"The vast majority of this is reconnaissance and surveillance traffic," Bates said at the time. "They are attempts to try to identify assets in our network. Some of it is just port scans, but some is more complex than that."

On Tuesday, Cox noted that earlier this year when he learned that Mitt Romney would be on Utah ballots, he took it as an election security call to arms.

"(When) it became clear that a former presidential candidate was going to run for office here in the state of Utah, someone who had been negative in his views of Russia in the past … we knew that that alone might make us more of a target," Cox said. "I wrote a memo to my election staff as well as the Department of Technology Services telling them that this had to be our focus this year. That our No. 1 priority had to be upgrading and making sure we were prepared for whatever might come our way."

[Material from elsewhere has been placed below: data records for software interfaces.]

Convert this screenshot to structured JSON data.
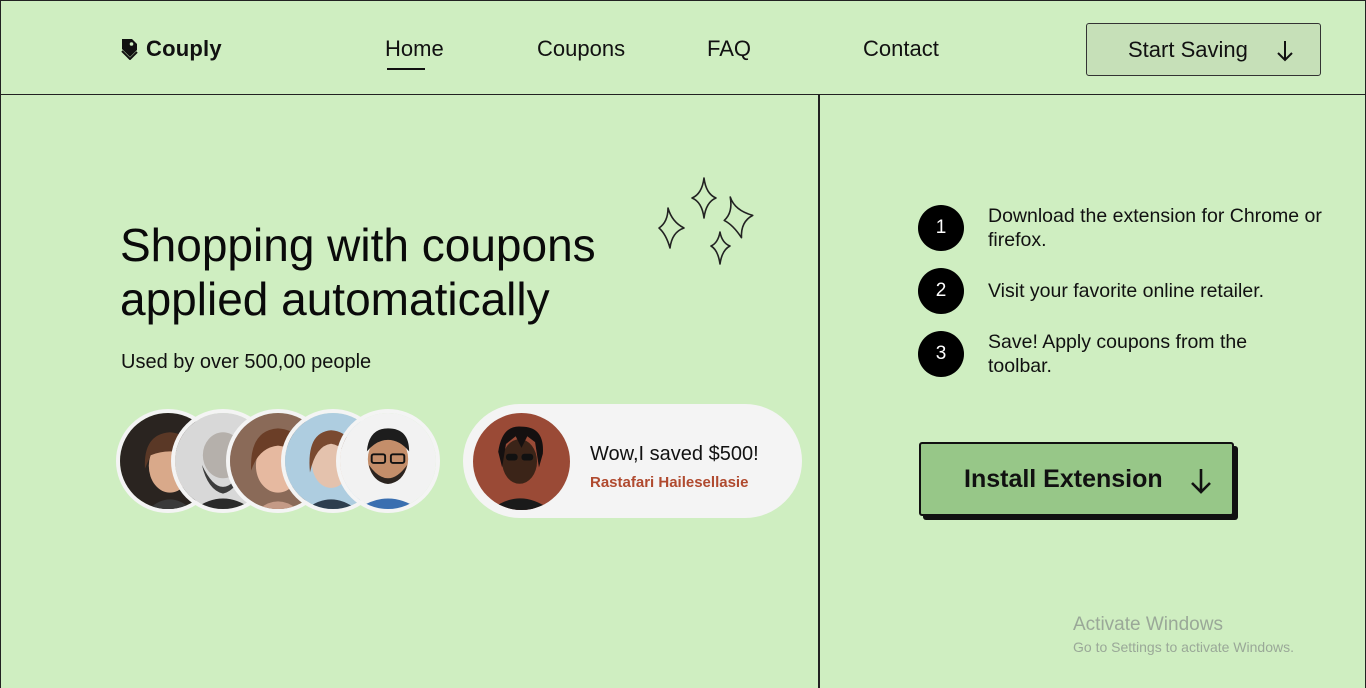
{
  "header": {
    "logo_text": "Couply",
    "logo_icon": "tag-icon",
    "nav": [
      {
        "label": "Home",
        "active": true
      },
      {
        "label": "Coupons",
        "active": false
      },
      {
        "label": "FAQ",
        "active": false
      },
      {
        "label": "Contact",
        "active": false
      }
    ],
    "cta_label": "Start Saving",
    "cta_icon": "arrow-down-icon"
  },
  "hero": {
    "title_line1": "Shopping with coupons",
    "title_line2": "applied automatically",
    "subtitle": "Used by over 500,00 people",
    "decoration_icon": "sparkles-icon"
  },
  "testimonial": {
    "quote": "Wow,I saved $500!",
    "name": "Rastafari Hailesellasie"
  },
  "steps": [
    {
      "number": "1",
      "text": "Download the extension for Chrome or firefox."
    },
    {
      "number": "2",
      "text": "Visit your favorite online retailer."
    },
    {
      "number": "3",
      "text": "Save! Apply coupons from the toolbar."
    }
  ],
  "install": {
    "label": "Install Extension",
    "icon": "arrow-down-icon"
  },
  "watermark": {
    "title": "Activate Windows",
    "subtitle": "Go to Settings to activate Windows."
  },
  "colors": {
    "background": "#cfeec1",
    "cta_background": "#c6e0b8",
    "install_background": "#97c788",
    "testimonial_name": "#b04a2f",
    "card_background": "#f4f4f4"
  }
}
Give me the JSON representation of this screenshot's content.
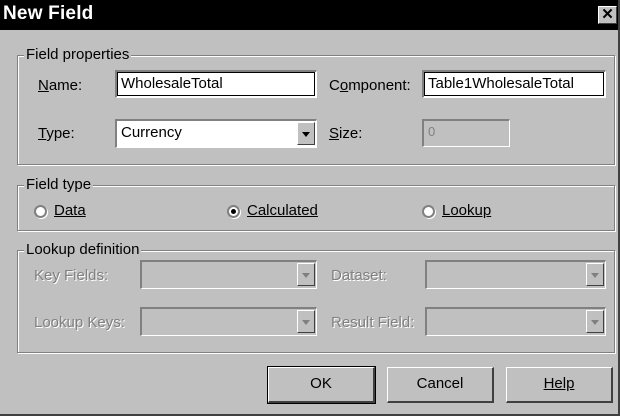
{
  "dialog": {
    "title": "New Field",
    "close_label": "✕"
  },
  "field_properties": {
    "legend": "Field properties",
    "name_label": "Name:",
    "name_value": "WholesaleTotal",
    "component_label": "Component:",
    "component_value": "Table1WholesaleTotal",
    "type_label": "Type:",
    "type_value": "Currency",
    "size_label": "Size:",
    "size_value": "0"
  },
  "field_type": {
    "legend": "Field type",
    "options": [
      {
        "label": "Data",
        "selected": false
      },
      {
        "label": "Calculated",
        "selected": true
      },
      {
        "label": "Lookup",
        "selected": false
      }
    ]
  },
  "lookup_definition": {
    "legend": "Lookup definition",
    "key_fields_label": "Key Fields:",
    "dataset_label": "Dataset:",
    "lookup_keys_label": "Lookup Keys:",
    "result_field_label": "Result Field:"
  },
  "buttons": {
    "ok": "OK",
    "cancel": "Cancel",
    "help": "Help"
  }
}
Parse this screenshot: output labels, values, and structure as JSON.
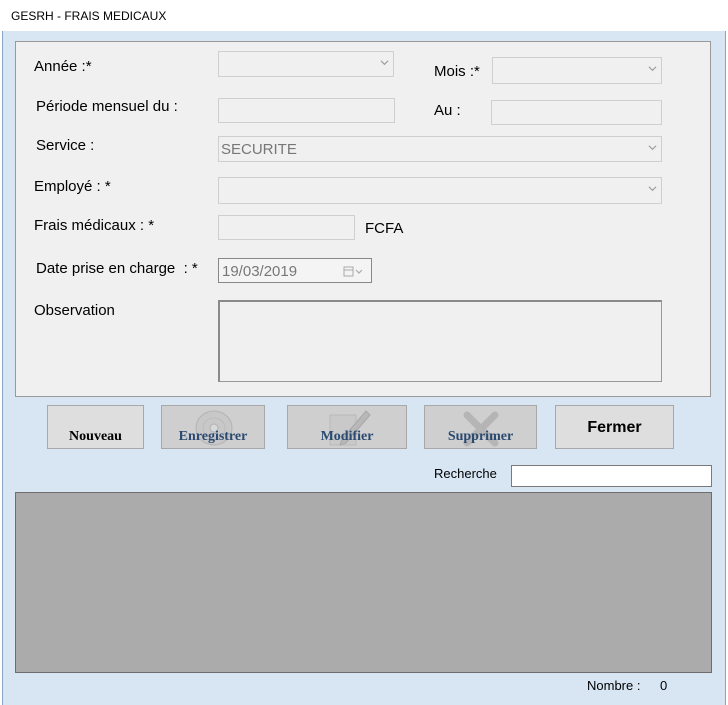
{
  "window": {
    "title": "GESRH - FRAIS MEDICAUX"
  },
  "form": {
    "annee_label": "Année :*",
    "annee_value": "",
    "mois_label": "Mois :*",
    "mois_value": "",
    "periode_label": "Période mensuel du :",
    "periode_value": "",
    "au_label": "Au :",
    "au_value": "",
    "service_label": "Service :",
    "service_value": "SECURITE",
    "employe_label": "Employé : *",
    "employe_value": "",
    "frais_label": "Frais médicaux : *",
    "frais_value": "",
    "currency": "FCFA",
    "date_label": "Date prise en charge  : *",
    "date_value": "19/03/2019",
    "observation_label": "Observation",
    "observation_value": ""
  },
  "buttons": {
    "nouveau": "Nouveau",
    "enregistrer": "Enregistrer",
    "modifier": "Modifier",
    "supprimer": "Supprimer",
    "fermer": "Fermer"
  },
  "search": {
    "label": "Recherche",
    "value": ""
  },
  "footer": {
    "count_label": "Nombre :",
    "count_value": "0"
  },
  "colors": {
    "form_background": "#d8e6f4",
    "grid_background": "#ababab",
    "panel_background": "#f0f0f0",
    "disabled_label": "#2b4a72"
  },
  "icons": {
    "enregistrer": "disc-icon",
    "modifier": "pencil-icon",
    "supprimer": "x-delete-icon",
    "combo_arrow": "chevron-down-icon",
    "date_picker": "calendar-icon"
  }
}
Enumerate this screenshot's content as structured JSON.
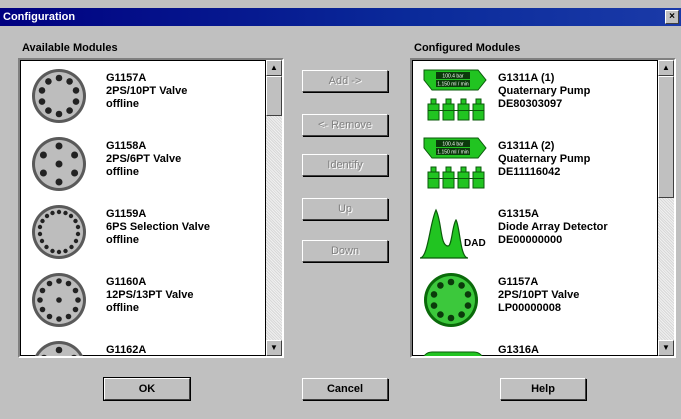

To that end, Cox and his team have distributed some $4.5 million in one-time state funding to counties for upgrading voting machines, and are utilizing $500,000 in annual ongoing funding from the legislature to harden security measures.

In addition, Utah qualified for $4.1 million in federal funding via the Helping America Vote Act. About half of that funding also went into new voting machines, $300,000 to enhance state web security and $2.9 million to revamp the state administered voter registration database, which is the only significant digital election asset that is actually accessible via the internet.

Mark Mitchell, Cox's director of election systems, said both the U.S. Department of Homeland Security and nonprofit Center for Internet Security are assisting the state in monitoring systems for signs of intrusion attempts. And, Cox said DHS has already stress-tested Utah's systems, which he said got high marks from the security agency.

"We allowed Homeland Security to do several rounds of testing," Cox said. "On-site and remotely, we allowed them to come in and search for vulnerabilities and try to find weaknesses in our systems. The good news is we've probably got the cleanest bill of health of any state in the nation."

Cox also underscored that the most critical aspects of Utah's voting system, including voting machines, ballot counting equipment and vote tabulation equipment, all operate offline and unconnected to any hackable digital networks.

The new voting machines, which will be in use in 21 of Utah's 29 counties, all include a paper record of every vote, according to Cox. He also estimated that 90 percent of all votes cast in the upcoming election will take place via vote-by-mail ballots, which are now being used as the default method in 27 counties.